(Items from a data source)
::::

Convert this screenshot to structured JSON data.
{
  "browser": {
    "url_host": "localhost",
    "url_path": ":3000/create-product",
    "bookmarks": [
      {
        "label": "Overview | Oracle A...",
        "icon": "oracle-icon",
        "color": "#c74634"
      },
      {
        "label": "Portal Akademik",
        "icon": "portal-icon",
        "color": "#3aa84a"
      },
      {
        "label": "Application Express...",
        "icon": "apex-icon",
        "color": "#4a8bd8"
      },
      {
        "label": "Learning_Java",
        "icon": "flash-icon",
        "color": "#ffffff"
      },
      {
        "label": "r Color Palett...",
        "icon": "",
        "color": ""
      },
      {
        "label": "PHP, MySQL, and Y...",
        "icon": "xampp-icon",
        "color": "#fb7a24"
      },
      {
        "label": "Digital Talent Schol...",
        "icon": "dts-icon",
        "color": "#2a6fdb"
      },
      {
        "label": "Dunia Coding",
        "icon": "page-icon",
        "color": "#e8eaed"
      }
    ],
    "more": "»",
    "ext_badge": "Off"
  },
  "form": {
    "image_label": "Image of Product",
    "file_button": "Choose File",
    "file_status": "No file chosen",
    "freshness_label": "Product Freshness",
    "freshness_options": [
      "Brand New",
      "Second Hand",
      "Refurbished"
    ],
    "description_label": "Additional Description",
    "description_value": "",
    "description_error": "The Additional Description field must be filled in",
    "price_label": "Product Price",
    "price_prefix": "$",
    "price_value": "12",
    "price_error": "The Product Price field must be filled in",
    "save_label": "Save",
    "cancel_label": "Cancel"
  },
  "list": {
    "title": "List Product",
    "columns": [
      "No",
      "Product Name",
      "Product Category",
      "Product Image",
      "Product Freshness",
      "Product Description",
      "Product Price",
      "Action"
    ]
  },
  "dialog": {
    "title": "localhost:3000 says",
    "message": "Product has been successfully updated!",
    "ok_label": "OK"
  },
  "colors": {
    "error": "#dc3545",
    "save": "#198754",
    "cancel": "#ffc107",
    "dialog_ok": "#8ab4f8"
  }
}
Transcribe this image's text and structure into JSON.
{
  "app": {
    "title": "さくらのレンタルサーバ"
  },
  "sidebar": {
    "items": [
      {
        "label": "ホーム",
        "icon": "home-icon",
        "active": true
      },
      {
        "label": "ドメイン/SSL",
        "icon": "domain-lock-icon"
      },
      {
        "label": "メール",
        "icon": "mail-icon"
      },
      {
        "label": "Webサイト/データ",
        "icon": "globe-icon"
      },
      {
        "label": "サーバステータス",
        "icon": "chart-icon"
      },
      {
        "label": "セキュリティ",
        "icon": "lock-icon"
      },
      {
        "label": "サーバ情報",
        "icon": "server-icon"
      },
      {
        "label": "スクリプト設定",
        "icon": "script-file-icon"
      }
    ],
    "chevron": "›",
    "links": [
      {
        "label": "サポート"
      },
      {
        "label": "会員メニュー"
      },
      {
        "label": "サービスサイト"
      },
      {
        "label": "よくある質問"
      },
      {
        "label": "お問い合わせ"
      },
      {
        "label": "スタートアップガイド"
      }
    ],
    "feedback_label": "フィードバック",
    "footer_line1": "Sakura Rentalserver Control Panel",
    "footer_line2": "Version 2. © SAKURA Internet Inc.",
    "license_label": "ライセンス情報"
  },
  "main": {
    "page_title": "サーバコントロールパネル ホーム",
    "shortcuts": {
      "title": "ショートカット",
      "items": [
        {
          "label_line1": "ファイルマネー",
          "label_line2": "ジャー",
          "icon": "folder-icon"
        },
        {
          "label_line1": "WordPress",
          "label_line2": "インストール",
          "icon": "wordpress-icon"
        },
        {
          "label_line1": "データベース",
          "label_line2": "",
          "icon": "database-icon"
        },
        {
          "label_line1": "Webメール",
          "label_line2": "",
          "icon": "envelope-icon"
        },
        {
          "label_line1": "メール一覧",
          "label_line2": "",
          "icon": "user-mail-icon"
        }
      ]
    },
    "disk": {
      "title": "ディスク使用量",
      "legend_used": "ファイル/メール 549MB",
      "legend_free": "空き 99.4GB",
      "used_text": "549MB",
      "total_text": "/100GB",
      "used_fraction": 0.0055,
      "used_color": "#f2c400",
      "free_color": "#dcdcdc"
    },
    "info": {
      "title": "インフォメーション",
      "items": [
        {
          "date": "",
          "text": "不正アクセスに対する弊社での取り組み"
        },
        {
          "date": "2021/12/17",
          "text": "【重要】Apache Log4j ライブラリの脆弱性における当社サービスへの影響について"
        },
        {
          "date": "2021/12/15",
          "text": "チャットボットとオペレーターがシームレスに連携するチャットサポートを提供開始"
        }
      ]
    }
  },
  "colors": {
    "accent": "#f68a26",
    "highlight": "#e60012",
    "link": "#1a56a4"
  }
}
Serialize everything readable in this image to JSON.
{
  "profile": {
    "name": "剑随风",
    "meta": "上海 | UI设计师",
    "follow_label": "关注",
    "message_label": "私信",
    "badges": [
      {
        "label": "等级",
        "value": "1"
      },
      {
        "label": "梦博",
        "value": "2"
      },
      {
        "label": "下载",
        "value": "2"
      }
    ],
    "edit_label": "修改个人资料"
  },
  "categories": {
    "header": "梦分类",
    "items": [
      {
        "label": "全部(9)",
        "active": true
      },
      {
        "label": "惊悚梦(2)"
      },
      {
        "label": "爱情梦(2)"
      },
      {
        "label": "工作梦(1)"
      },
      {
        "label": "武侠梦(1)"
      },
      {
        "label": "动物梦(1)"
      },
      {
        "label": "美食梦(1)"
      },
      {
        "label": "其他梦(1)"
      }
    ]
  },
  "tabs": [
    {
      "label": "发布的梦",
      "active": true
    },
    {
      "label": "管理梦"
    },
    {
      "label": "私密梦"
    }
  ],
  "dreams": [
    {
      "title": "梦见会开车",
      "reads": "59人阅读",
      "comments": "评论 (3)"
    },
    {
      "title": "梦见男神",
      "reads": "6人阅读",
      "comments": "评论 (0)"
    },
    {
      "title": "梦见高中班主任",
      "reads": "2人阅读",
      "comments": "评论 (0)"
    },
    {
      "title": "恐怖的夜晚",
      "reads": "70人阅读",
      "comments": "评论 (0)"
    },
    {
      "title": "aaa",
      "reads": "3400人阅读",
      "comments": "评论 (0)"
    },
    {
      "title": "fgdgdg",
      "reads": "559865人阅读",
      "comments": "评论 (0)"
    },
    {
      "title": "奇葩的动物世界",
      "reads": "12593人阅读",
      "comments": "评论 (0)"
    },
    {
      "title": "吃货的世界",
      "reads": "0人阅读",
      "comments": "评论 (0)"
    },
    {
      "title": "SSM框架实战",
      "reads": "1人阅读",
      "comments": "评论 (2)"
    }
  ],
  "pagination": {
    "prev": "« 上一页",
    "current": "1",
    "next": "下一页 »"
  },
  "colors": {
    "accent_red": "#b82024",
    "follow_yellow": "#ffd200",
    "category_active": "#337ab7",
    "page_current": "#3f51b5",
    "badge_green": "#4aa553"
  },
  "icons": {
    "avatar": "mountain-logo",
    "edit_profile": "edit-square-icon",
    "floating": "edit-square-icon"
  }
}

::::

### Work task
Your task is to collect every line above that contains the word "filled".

### Reply to the exercise
    "description_error": "The Additional Description field must be filled in",
    "price_error": "The Product Price field must be filled in",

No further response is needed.